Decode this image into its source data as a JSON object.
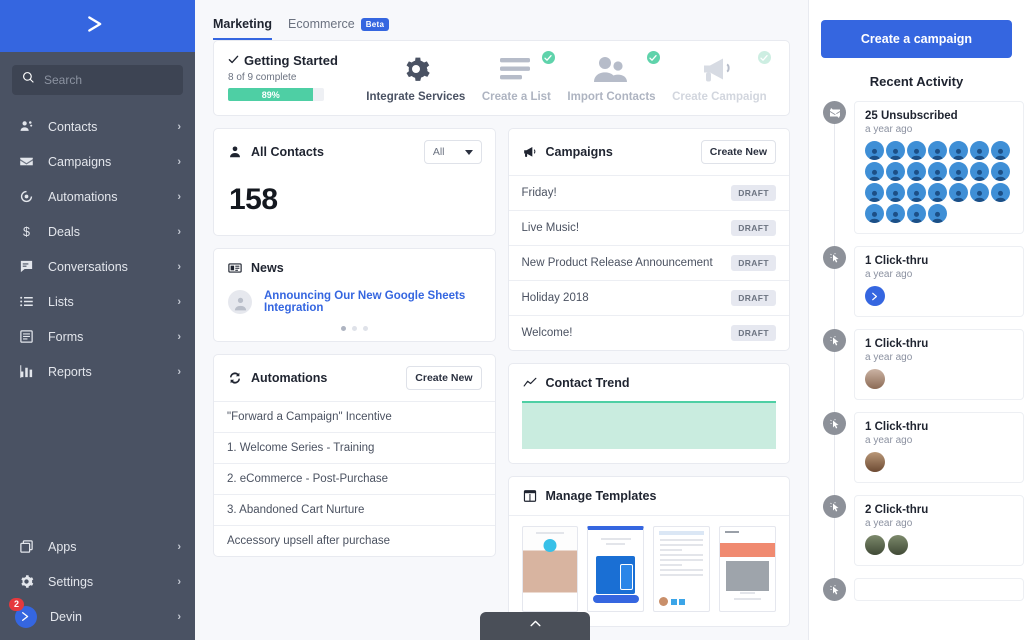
{
  "sidebar": {
    "logo_icon": "chevron-double-right-icon",
    "search": {
      "placeholder": "Search",
      "value": "",
      "icon": "search-icon"
    },
    "items": [
      {
        "label": "Contacts",
        "icon": "contacts-icon"
      },
      {
        "label": "Campaigns",
        "icon": "envelope-icon"
      },
      {
        "label": "Automations",
        "icon": "automations-icon"
      },
      {
        "label": "Deals",
        "icon": "dollar-icon"
      },
      {
        "label": "Conversations",
        "icon": "chat-icon"
      },
      {
        "label": "Lists",
        "icon": "list-icon"
      },
      {
        "label": "Forms",
        "icon": "form-icon"
      },
      {
        "label": "Reports",
        "icon": "bar-chart-icon"
      }
    ],
    "bottom_items": [
      {
        "label": "Apps",
        "icon": "apps-icon"
      },
      {
        "label": "Settings",
        "icon": "gear-icon"
      }
    ],
    "user": {
      "label": "Devin",
      "badge": "2",
      "avatar_icon": "chevron-double-right-icon"
    },
    "chevron": "›"
  },
  "tabs": [
    {
      "label": "Marketing",
      "active": true,
      "badge": ""
    },
    {
      "label": "Ecommerce",
      "active": false,
      "badge": "Beta"
    }
  ],
  "getting_started": {
    "title": "Getting Started",
    "check_icon": "check-icon",
    "progress_label": "8 of 9 complete",
    "percent_label": "89%",
    "percent": 89,
    "bar_color": "#4ecfa4",
    "steps": [
      {
        "label": "Integrate Services",
        "icon": "gear-icon",
        "complete": false,
        "faded": false
      },
      {
        "label": "Create a List",
        "icon": "list-lines-icon",
        "complete": true,
        "faded": false
      },
      {
        "label": "Import Contacts",
        "icon": "two-people-icon",
        "complete": true,
        "faded": false
      },
      {
        "label": "Create Campaign",
        "icon": "megaphone-icon",
        "complete": true,
        "faded": true
      }
    ]
  },
  "all_contacts": {
    "title": "All Contacts",
    "icon": "person-icon",
    "filter_value": "All",
    "count": "158"
  },
  "news": {
    "title": "News",
    "icon": "news-icon",
    "headline": "Announcing Our New Google Sheets Integration",
    "dots": 3,
    "active_dot": 0
  },
  "campaigns": {
    "title": "Campaigns",
    "icon": "megaphone-icon",
    "action_label": "Create New",
    "rows": [
      {
        "name": "Friday!",
        "status": "DRAFT"
      },
      {
        "name": "Live Music!",
        "status": "DRAFT"
      },
      {
        "name": "New Product Release Announcement",
        "status": "DRAFT"
      },
      {
        "name": "Holiday 2018",
        "status": "DRAFT"
      },
      {
        "name": "Welcome!",
        "status": "DRAFT"
      }
    ]
  },
  "automations": {
    "title": "Automations",
    "icon": "refresh-icon",
    "action_label": "Create New",
    "rows": [
      {
        "name": "\"Forward a Campaign\" Incentive"
      },
      {
        "name": "1. Welcome Series - Training"
      },
      {
        "name": "2. eCommerce - Post-Purchase"
      },
      {
        "name": "3. Abandoned Cart Nurture"
      },
      {
        "name": "Accessory upsell after purchase"
      }
    ]
  },
  "contact_trend": {
    "title": "Contact Trend",
    "icon": "trend-line-icon",
    "line_color": "#4ecfa4",
    "fill_color": "#c9ecdf"
  },
  "manage_templates": {
    "title": "Manage Templates",
    "icon": "template-icon",
    "thumbnails": [
      "template-photo",
      "template-device",
      "template-newsletter",
      "template-product"
    ]
  },
  "chat_widget": {
    "icon": "chevron-up-icon"
  },
  "right_panel": {
    "cta_label": "Create a campaign",
    "activity_title": "Recent Activity",
    "activities": [
      {
        "title": "25 Unsubscribed",
        "time": "a year ago",
        "icon": "unsubscribe-icon",
        "avatar_kind": "grid",
        "avatar_count": 25
      },
      {
        "title": "1 Click-thru",
        "time": "a year ago",
        "icon": "click-icon",
        "avatar_kind": "blue-logo",
        "avatar_count": 1
      },
      {
        "title": "1 Click-thru",
        "time": "a year ago",
        "icon": "click-icon",
        "avatar_kind": "photo1",
        "avatar_count": 1
      },
      {
        "title": "1 Click-thru",
        "time": "a year ago",
        "icon": "click-icon",
        "avatar_kind": "photo2",
        "avatar_count": 1
      },
      {
        "title": "2 Click-thru",
        "time": "a year ago",
        "icon": "click-icon",
        "avatar_kind": "photo-pair",
        "avatar_count": 2
      },
      {
        "title": "",
        "time": "",
        "icon": "click-icon",
        "avatar_kind": "none",
        "avatar_count": 0
      }
    ]
  },
  "colors": {
    "brand_blue": "#3566e0",
    "sidebar_bg": "#4a5263",
    "page_bg": "#f7f8fb",
    "green": "#4ecfa4",
    "badge_red": "#e5393d"
  }
}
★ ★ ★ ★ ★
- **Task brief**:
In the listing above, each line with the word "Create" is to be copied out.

- **Answer for this exercise**:
        "label": "Create a List",
        "label": "Create Campaign",
    "action_label": "Create New",
    "action_label": "Create New",
    "cta_label": "Create a campaign",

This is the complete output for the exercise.